The benefits and card features will immediately switch over to those of the Standard Chartered Journey Card.
The Standard Chartered Journey Card is an entry-level credit card. Therefore, it has the same income requirements as other similar cards.
For Singaporeans and permanent residents, a minimum of S$30,000 annual income. For foreigners, you’ll require a minimum of S$60,000 annual income instead.
The Standard Chartered Journey Card has an annual fee of S$194.40 which is waivable for the first year. However, if you choose to waive it, you’ll not receive the 10,000 miles for the signup bonus.
This is effectively buying miles at S$0.0194 per mile, which is quite a steep price to pay for a mile. If you’re able to redeem it for a valuable premium cabin flight, then it’s definitely worth it. Personally, I would not choose to pay the annual fee for the signup bonus.
We are in full travel season, with back-to-back travel credit card launches! I have never been more excited than before with regard to the Singapore credit card scene. It’s always refreshing to see banks come up with new products that keep up with the current travel landscape.
Although there are clear attempts by Standard Chartered to improve their card offerings with the Journey, I doubt I’ll be taking my travel journey with the bank. At least right now, there aren’t any standout features of the Journey Card that will make me apply for it immediately. The signup bonus is also not enticing enough for me to take advantage of.
I’m really glad Standard Chartered is rebranding its X Card, which at this point has started to become a bit of an old joke because of its various policy changes.

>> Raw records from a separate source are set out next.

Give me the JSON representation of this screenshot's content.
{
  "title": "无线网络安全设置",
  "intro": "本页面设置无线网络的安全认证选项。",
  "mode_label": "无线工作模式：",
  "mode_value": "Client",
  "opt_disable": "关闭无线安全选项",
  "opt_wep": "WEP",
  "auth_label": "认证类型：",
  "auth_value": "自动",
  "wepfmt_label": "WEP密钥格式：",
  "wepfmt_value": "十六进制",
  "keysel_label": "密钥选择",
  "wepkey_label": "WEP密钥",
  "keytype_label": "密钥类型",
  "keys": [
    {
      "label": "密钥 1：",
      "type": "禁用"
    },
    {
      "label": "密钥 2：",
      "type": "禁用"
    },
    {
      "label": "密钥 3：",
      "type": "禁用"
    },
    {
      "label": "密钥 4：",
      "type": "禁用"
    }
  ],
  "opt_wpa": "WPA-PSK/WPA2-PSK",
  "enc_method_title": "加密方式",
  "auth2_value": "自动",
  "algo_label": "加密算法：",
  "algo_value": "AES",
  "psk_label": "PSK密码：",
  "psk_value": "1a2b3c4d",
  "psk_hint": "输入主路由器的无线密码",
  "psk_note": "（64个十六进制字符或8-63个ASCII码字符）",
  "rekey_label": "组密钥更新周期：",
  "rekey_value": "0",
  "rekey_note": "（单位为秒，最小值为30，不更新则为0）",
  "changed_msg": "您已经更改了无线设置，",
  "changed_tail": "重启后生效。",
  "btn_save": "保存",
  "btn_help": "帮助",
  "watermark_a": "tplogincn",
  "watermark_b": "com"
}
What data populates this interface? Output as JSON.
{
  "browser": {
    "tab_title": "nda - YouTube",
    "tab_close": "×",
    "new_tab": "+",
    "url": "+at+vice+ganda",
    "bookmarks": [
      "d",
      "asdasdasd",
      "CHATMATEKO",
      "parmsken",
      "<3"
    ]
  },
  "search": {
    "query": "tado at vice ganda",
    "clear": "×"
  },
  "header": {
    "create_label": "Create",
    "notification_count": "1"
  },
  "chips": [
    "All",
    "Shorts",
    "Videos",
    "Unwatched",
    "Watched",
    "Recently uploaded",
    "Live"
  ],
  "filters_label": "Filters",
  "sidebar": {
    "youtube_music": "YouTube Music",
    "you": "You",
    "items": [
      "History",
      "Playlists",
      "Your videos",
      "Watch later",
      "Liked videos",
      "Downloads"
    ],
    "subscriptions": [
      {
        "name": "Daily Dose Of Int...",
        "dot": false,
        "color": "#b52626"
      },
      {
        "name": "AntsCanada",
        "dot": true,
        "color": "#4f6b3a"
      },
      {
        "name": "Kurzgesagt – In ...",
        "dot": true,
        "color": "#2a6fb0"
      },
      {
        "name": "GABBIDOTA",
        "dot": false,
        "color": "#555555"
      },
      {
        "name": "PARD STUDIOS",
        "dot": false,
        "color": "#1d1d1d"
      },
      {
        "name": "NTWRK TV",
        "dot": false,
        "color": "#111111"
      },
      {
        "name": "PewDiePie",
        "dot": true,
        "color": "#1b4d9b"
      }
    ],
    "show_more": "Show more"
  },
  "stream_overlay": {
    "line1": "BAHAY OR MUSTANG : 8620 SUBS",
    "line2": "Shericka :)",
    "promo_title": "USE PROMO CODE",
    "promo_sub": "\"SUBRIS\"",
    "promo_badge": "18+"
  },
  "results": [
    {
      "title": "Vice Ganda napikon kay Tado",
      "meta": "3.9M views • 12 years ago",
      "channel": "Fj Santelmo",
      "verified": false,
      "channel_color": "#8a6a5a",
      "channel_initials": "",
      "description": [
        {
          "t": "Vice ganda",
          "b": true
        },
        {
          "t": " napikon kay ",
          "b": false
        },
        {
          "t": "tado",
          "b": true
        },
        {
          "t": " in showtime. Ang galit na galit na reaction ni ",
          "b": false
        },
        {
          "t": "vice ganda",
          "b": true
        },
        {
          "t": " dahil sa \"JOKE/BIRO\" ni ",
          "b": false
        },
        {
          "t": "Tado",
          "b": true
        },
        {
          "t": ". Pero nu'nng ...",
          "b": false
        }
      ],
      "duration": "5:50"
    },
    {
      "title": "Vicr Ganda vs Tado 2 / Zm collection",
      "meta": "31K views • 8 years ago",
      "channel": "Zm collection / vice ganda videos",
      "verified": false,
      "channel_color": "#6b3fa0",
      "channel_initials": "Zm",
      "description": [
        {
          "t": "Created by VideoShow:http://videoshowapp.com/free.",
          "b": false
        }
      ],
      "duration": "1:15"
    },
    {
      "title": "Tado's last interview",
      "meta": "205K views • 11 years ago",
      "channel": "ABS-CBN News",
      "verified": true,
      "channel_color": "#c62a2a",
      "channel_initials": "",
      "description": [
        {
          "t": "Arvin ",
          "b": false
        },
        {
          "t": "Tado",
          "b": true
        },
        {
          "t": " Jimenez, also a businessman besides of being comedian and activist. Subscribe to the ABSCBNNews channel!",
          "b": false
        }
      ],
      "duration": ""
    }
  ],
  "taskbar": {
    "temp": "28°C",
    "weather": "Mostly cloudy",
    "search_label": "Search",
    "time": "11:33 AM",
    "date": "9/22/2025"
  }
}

I am optimistic for what the bank has to offer in the coming years!